-- Opening Marker --

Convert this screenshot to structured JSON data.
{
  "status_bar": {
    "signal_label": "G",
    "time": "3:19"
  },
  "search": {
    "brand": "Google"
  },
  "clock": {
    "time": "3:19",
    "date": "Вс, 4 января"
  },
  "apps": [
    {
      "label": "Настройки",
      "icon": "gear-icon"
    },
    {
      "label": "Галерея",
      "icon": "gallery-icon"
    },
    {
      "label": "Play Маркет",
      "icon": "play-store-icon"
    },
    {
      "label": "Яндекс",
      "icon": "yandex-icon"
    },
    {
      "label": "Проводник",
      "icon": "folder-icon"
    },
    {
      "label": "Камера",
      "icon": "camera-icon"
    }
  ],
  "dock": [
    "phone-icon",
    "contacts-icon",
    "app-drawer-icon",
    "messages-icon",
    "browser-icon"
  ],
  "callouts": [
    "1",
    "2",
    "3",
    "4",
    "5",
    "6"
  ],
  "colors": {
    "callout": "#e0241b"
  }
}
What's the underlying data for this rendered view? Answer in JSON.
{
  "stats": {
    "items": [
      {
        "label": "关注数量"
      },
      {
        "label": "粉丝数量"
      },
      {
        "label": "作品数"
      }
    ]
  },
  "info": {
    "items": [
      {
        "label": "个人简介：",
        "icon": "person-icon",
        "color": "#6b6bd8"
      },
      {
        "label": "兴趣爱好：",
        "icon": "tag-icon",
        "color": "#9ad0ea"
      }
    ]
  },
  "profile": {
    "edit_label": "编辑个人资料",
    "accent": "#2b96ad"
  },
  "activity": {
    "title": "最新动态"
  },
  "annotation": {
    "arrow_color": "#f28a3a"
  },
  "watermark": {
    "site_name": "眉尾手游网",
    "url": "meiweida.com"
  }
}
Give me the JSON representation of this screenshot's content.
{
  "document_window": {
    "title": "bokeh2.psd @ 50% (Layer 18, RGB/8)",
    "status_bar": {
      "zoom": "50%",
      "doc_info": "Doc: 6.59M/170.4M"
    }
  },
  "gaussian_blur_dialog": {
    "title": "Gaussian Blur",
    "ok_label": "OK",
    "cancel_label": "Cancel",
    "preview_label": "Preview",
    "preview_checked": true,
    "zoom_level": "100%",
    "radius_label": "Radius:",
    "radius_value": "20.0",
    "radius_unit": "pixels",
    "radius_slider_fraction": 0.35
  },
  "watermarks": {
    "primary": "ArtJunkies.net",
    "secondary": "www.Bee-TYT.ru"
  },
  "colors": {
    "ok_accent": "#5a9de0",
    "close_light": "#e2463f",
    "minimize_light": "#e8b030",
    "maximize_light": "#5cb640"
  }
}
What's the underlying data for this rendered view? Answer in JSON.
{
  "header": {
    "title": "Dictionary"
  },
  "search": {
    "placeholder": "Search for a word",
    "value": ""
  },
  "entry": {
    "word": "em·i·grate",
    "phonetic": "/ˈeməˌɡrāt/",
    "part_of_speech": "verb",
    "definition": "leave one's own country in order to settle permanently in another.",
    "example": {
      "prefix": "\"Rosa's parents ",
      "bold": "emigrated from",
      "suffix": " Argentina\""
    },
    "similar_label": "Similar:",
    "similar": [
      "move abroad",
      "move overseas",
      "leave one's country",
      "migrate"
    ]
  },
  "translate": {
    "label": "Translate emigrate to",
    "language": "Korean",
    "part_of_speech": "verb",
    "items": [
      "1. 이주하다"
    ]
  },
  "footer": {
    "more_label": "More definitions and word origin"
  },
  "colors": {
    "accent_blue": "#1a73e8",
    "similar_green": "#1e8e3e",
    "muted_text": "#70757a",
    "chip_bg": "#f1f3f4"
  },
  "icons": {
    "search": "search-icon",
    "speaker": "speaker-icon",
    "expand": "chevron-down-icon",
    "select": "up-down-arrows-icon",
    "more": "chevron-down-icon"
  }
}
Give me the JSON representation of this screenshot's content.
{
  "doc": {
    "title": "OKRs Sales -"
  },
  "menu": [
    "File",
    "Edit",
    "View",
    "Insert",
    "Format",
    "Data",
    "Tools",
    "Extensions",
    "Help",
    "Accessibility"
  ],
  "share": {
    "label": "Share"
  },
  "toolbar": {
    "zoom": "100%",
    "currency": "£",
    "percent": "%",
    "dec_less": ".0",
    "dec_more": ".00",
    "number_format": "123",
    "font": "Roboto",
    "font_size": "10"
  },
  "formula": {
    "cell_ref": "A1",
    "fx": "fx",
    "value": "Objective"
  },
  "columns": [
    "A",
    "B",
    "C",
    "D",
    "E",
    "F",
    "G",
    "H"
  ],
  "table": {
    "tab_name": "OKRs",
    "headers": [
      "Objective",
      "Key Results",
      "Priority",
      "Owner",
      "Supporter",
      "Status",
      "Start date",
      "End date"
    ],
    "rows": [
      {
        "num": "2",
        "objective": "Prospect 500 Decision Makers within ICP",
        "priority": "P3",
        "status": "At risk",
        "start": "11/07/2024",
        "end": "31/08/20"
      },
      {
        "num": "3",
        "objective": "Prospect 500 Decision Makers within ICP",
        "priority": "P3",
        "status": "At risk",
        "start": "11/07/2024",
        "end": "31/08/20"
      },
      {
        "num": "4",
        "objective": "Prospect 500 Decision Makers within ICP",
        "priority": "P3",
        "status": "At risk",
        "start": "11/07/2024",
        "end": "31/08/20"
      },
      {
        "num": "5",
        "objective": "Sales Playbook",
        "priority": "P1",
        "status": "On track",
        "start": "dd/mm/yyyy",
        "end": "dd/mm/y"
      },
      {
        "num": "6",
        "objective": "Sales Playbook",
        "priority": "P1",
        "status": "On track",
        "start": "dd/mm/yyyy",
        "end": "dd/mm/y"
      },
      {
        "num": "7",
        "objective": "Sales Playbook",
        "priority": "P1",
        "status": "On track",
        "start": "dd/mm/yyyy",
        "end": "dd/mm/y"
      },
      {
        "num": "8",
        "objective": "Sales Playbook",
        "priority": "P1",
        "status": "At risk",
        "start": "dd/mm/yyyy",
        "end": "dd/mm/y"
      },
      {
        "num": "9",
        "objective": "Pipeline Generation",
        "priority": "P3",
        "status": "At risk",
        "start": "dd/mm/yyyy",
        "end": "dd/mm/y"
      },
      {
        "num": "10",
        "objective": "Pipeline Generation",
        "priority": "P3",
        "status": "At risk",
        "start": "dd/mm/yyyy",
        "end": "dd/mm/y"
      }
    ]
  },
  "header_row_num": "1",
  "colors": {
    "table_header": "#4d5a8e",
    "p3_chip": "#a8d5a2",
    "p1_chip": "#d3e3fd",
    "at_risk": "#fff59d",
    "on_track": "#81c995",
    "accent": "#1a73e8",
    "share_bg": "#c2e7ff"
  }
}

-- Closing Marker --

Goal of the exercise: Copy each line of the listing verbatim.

Exercise answer:
Convert this screenshot to structured JSON data.
{
  "status_bar": {
    "signal_label": "G",
    "time": "3:19"
  },
  "search": {
    "brand": "Google"
  },
  "clock": {
    "time": "3:19",
    "date": "Вс, 4 января"
  },
  "apps": [
    {
      "label": "Настройки",
      "icon": "gear-icon"
    },
    {
      "label": "Галерея",
      "icon": "gallery-icon"
    },
    {
      "label": "Play Маркет",
      "icon": "play-store-icon"
    },
    {
      "label": "Яндекс",
      "icon": "yandex-icon"
    },
    {
      "label": "Проводник",
      "icon": "folder-icon"
    },
    {
      "label": "Камера",
      "icon": "camera-icon"
    }
  ],
  "dock": [
    "phone-icon",
    "contacts-icon",
    "app-drawer-icon",
    "messages-icon",
    "browser-icon"
  ],
  "callouts": [
    "1",
    "2",
    "3",
    "4",
    "5",
    "6"
  ],
  "colors": {
    "callout": "#e0241b"
  }
}
What's the underlying data for this rendered view? Answer in JSON.
{
  "stats": {
    "items": [
      {
        "label": "关注数量"
      },
      {
        "label": "粉丝数量"
      },
      {
        "label": "作品数"
      }
    ]
  },
  "info": {
    "items": [
      {
        "label": "个人简介：",
        "icon": "person-icon",
        "color": "#6b6bd8"
      },
      {
        "label": "兴趣爱好：",
        "icon": "tag-icon",
        "color": "#9ad0ea"
      }
    ]
  },
  "profile": {
    "edit_label": "编辑个人资料",
    "accent": "#2b96ad"
  },
  "activity": {
    "title": "最新动态"
  },
  "annotation": {
    "arrow_color": "#f28a3a"
  },
  "watermark": {
    "site_name": "眉尾手游网",
    "url": "meiweida.com"
  }
}
Give me the JSON representation of this screenshot's content.
{
  "document_window": {
    "title": "bokeh2.psd @ 50% (Layer 18, RGB/8)",
    "status_bar": {
      "zoom": "50%",
      "doc_info": "Doc: 6.59M/170.4M"
    }
  },
  "gaussian_blur_dialog": {
    "title": "Gaussian Blur",
    "ok_label": "OK",
    "cancel_label": "Cancel",
    "preview_label": "Preview",
    "preview_checked": true,
    "zoom_level": "100%",
    "radius_label": "Radius:",
    "radius_value": "20.0",
    "radius_unit": "pixels",
    "radius_slider_fraction": 0.35
  },
  "watermarks": {
    "primary": "ArtJunkies.net",
    "secondary": "www.Bee-TYT.ru"
  },
  "colors": {
    "ok_accent": "#5a9de0",
    "close_light": "#e2463f",
    "minimize_light": "#e8b030",
    "maximize_light": "#5cb640"
  }
}
What's the underlying data for this rendered view? Answer in JSON.
{
  "header": {
    "title": "Dictionary"
  },
  "search": {
    "placeholder": "Search for a word",
    "value": ""
  },
  "entry": {
    "word": "em·i·grate",
    "phonetic": "/ˈeməˌɡrāt/",
    "part_of_speech": "verb",
    "definition": "leave one's own country in order to settle permanently in another.",
    "example": {
      "prefix": "\"Rosa's parents ",
      "bold": "emigrated from",
      "suffix": " Argentina\""
    },
    "similar_label": "Similar:",
    "similar": [
      "move abroad",
      "move overseas",
      "leave one's country",
      "migrate"
    ]
  },
  "translate": {
    "label": "Translate emigrate to",
    "language": "Korean",
    "part_of_speech": "verb",
    "items": [
      "1. 이주하다"
    ]
  },
  "footer": {
    "more_label": "More definitions and word origin"
  },
  "colors": {
    "accent_blue": "#1a73e8",
    "similar_green": "#1e8e3e",
    "muted_text": "#70757a",
    "chip_bg": "#f1f3f4"
  },
  "icons": {
    "search": "search-icon",
    "speaker": "speaker-icon",
    "expand": "chevron-down-icon",
    "select": "up-down-arrows-icon",
    "more": "chevron-down-icon"
  }
}
Give me the JSON representation of this screenshot's content.
{
  "doc": {
    "title": "OKRs Sales -"
  },
  "menu": [
    "File",
    "Edit",
    "View",
    "Insert",
    "Format",
    "Data",
    "Tools",
    "Extensions",
    "Help",
    "Accessibility"
  ],
  "share": {
    "label": "Share"
  },
  "toolbar": {
    "zoom": "100%",
    "currency": "£",
    "percent": "%",
    "dec_less": ".0",
    "dec_more": ".00",
    "number_format": "123",
    "font": "Roboto",
    "font_size": "10"
  },
  "formula": {
    "cell_ref": "A1",
    "fx": "fx",
    "value": "Objective"
  },
  "columns": [
    "A",
    "B",
    "C",
    "D",
    "E",
    "F",
    "G",
    "H"
  ],
  "table": {
    "tab_name": "OKRs",
    "headers": [
      "Objective",
      "Key Results",
      "Priority",
      "Owner",
      "Supporter",
      "Status",
      "Start date",
      "End date"
    ],
    "rows": [
      {
        "num": "2",
        "objective": "Prospect 500 Decision Makers within ICP",
        "priority": "P3",
        "status": "At risk",
        "start": "11/07/2024",
        "end": "31/08/20"
      },
      {
        "num": "3",
        "objective": "Prospect 500 Decision Makers within ICP",
        "priority": "P3",
        "status": "At risk",
        "start": "11/07/2024",
        "end": "31/08/20"
      },
      {
        "num": "4",
        "objective": "Prospect 500 Decision Makers within ICP",
        "priority": "P3",
        "status": "At risk",
        "start": "11/07/2024",
        "end": "31/08/20"
      },
      {
        "num": "5",
        "objective": "Sales Playbook",
        "priority": "P1",
        "status": "On track",
        "start": "dd/mm/yyyy",
        "end": "dd/mm/y"
      },
      {
        "num": "6",
        "objective": "Sales Playbook",
        "priority": "P1",
        "status": "On track",
        "start": "dd/mm/yyyy",
        "end": "dd/mm/y"
      },
      {
        "num": "7",
        "objective": "Sales Playbook",
        "priority": "P1",
        "status": "On track",
        "start": "dd/mm/yyyy",
        "end": "dd/mm/y"
      },
      {
        "num": "8",
        "objective": "Sales Playbook",
        "priority": "P1",
        "status": "At risk",
        "start": "dd/mm/yyyy",
        "end": "dd/mm/y"
      },
      {
        "num": "9",
        "objective": "Pipeline Generation",
        "priority": "P3",
        "status": "At risk",
        "start": "dd/mm/yyyy",
        "end": "dd/mm/y"
      },
      {
        "num": "10",
        "objective": "Pipeline Generation",
        "priority": "P3",
        "status": "At risk",
        "start": "dd/mm/yyyy",
        "end": "dd/mm/y"
      }
    ]
  },
  "header_row_num": "1",
  "colors": {
    "table_header": "#4d5a8e",
    "p3_chip": "#a8d5a2",
    "p1_chip": "#d3e3fd",
    "at_risk": "#fff59d",
    "on_track": "#81c995",
    "accent": "#1a73e8",
    "share_bg": "#c2e7ff"
  }
}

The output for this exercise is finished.